__WORK INSTRUCTION__
If you see a picture in the data below, omit it and copy the rest exactly.

__THE DATA__
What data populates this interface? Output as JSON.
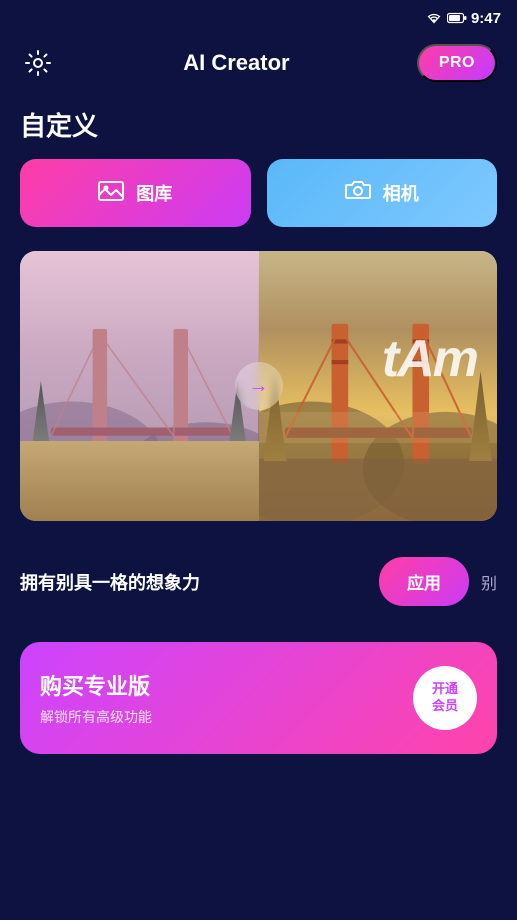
{
  "statusBar": {
    "time": "9:47"
  },
  "header": {
    "title": "AI Creator",
    "proLabel": "PRO",
    "settingsIcon": "gear-icon"
  },
  "section": {
    "title": "自定义"
  },
  "buttons": {
    "gallery": "图库",
    "camera": "相机"
  },
  "carousel": {
    "tamText": "tAm",
    "arrowIcon": "→"
  },
  "bottomBar": {
    "text": "拥有别具一格的想象力",
    "applyLabel": "应用",
    "moreLabel": "别"
  },
  "purchaseCard": {
    "title": "购买专业版",
    "subtitle": "解锁所有高级功能",
    "unlockLine1": "开通",
    "unlockLine2": "会员"
  }
}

__SOLUTION BELOW__
What data populates this interface? Output as JSON.
{
  "statusBar": {
    "time": "9:47"
  },
  "header": {
    "title": "AI Creator",
    "proLabel": "PRO",
    "settingsIcon": "gear-icon"
  },
  "section": {
    "title": "自定义"
  },
  "buttons": {
    "gallery": "图库",
    "camera": "相机"
  },
  "carousel": {
    "tamText": "tAm",
    "arrowIcon": "→"
  },
  "bottomBar": {
    "text": "拥有别具一格的想象力",
    "applyLabel": "应用",
    "moreLabel": "别"
  },
  "purchaseCard": {
    "title": "购买专业版",
    "subtitle": "解锁所有高级功能",
    "unlockLine1": "开通",
    "unlockLine2": "会员"
  }
}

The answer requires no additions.